"Truth is a thing immortal and perpetual, and it gives us a beauty that fades not away in time." - Frederick the Great (1712 - 1786)
Why are we not more often people of the Truth?
Always mirey waters to delve in, of course. As Pilate asked of Christ, "What is truth?"
Fine. Let's agree that for (at least) this post we are not going to deal with the discussion of any Great Truths, but just the simple matter of truth - truth between people, truth between friends, truth even to ourselves.
Truth is the simplest yet the hardest thing to engage in. On the one hand, truth is remarkably simple - far simpler than falsehoods. I don't have to create an alternate reality of events, I don't have to remember what I've said to whom, I don't have to really even gild it. May I want to phrase it in such a way that it is understood and/or has the impact that I want? Certainly - we are never allowed to wield truth as flamethrower to the detriment of others, creating a burning apocalypse of relationships as we stand in the center shouting "Behold, I have spoken the truth!"
At the same time, it's the hardest thing. It can be hard for three reasons:
1) To tell the truth I may have to reveal something about myself; what's worse, I may have to reveal something damaging about myself. To tell someone of a truth in which you become vulnerable - either by action or by word - to misunderstanding, attack and ridicule is no easier than standing for the cut you know is coming.
2) To tell the truth I risk losing my relationship with another. While we are not given permission to wantonly destroy the lives of others with truth, nevertheless things happen. Misunderstandings occur. Patterns which we have created over time make it difficult to communicate as we like - which can lead to miscommunication. Sometimes keeping a truth from someone seems to be the only way to preserve the relationship.

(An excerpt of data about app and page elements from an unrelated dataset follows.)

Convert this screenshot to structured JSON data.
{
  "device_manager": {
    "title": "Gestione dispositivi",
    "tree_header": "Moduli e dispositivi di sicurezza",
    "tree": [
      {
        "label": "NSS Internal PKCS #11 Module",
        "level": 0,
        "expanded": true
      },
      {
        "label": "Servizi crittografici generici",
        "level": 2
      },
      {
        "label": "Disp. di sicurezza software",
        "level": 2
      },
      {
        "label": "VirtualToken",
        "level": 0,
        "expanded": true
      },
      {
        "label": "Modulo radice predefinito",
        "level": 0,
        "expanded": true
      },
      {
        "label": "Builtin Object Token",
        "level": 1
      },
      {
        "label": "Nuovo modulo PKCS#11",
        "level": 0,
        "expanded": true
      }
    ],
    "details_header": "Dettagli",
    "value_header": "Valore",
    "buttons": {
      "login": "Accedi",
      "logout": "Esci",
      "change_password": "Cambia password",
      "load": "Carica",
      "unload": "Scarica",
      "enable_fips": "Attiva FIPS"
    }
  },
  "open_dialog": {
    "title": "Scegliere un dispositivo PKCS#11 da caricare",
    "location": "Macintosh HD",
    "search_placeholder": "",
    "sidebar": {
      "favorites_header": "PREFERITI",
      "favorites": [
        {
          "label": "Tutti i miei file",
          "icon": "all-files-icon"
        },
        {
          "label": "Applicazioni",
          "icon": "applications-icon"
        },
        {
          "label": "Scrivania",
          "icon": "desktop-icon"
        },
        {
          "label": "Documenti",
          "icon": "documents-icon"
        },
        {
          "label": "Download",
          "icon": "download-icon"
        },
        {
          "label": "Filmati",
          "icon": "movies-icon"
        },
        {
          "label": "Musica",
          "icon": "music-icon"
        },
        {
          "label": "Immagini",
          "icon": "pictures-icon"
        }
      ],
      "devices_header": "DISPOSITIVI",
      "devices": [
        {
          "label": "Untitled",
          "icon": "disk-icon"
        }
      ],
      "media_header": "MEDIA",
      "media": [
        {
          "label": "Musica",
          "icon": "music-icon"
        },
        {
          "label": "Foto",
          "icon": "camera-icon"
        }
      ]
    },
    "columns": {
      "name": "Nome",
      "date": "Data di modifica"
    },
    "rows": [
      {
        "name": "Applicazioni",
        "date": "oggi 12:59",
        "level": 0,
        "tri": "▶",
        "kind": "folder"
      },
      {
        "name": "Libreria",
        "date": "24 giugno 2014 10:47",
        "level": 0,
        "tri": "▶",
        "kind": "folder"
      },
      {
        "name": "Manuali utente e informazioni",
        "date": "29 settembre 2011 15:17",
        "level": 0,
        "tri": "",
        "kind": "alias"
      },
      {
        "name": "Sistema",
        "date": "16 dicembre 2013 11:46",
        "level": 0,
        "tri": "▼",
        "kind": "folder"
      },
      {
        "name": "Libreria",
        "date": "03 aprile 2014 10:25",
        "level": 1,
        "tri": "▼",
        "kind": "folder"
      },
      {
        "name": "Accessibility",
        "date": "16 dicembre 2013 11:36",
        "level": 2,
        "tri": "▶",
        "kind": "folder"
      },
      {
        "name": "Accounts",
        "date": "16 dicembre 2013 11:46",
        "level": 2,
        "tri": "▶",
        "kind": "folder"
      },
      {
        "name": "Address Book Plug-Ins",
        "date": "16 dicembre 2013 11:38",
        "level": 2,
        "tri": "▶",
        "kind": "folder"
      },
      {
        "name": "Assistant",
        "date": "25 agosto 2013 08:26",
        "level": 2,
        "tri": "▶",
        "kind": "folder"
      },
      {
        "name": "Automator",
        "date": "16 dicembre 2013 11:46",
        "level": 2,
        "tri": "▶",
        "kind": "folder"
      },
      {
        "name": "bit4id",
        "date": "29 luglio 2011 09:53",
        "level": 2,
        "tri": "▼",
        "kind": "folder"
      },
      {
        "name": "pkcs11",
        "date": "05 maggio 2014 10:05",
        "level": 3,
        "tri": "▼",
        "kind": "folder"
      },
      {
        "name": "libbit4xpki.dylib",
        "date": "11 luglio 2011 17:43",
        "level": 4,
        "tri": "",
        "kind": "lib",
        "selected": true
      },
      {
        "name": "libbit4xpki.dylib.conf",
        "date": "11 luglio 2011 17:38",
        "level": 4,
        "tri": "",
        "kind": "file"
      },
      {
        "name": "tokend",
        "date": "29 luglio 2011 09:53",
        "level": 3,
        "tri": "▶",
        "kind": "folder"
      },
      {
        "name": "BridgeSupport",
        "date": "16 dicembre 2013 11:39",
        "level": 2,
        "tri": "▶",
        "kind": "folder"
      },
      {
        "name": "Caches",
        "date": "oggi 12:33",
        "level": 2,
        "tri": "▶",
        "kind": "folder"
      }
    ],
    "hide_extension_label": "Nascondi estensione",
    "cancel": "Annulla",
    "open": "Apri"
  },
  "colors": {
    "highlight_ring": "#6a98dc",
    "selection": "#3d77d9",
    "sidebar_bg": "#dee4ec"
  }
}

3) To tell the truth is to be different. In an age of slick advertising campaigns, of mass marketing and soundbites, of 160 character Tweets and Facebook updates of 20 words, truth is often lost simply because it takes to long to write and requires individuals to ponder and think - not only to receive truth as it is being presented, but to tell it as well. I can easily create a glib answer to the question you're asking; to tell truth may mean I have to think, to ponder, to present it in a way you can hear - and all of this can take place in more than the words we seem to allocate to ourselves to communicate in.
The irony in all of this is we say we want the truth. We demand that our institutions, both governmental and commercial, be completely truthful - yet we seldom if ever apply the same standards to our own lives and behavior. It is too often easier to adopt a holier-than-thou attitude about how others engage in truth than how we fail in it.
The answer? It's a bit embarrassingly simple: start with yourself. Be a person of truth. As Ghandi said, "You must be the change you want to see in the world"; as Benjamin Franklin said, "What you seem to be, be really."
Practice truth. Practice telling the truth - not only with others, but with yourself (we are far less truthful with ourselves than we think!). Hold yourself to the higher standard, the standard of being a true person.
It will be hard. Although the truth can be simple, Ron Askenas has noted "Simple never means easy." Some will be offended. Some will think you're crazy. You'll think you're crazy.
Persevere. Be that truth that Frederick discusses above. I can assure, there is nothing more beautiful, more brilliant, than truth over time. Lies and obfuscations lose their luster, the reasons why we engaged in such behavior will fade over time and be forgotten, the reasons behind those lies will continue to rattle in their graves like the dead trying to rise. The truth will continue to shine like a beacon, lighting the path of not just yourself but of all those around you.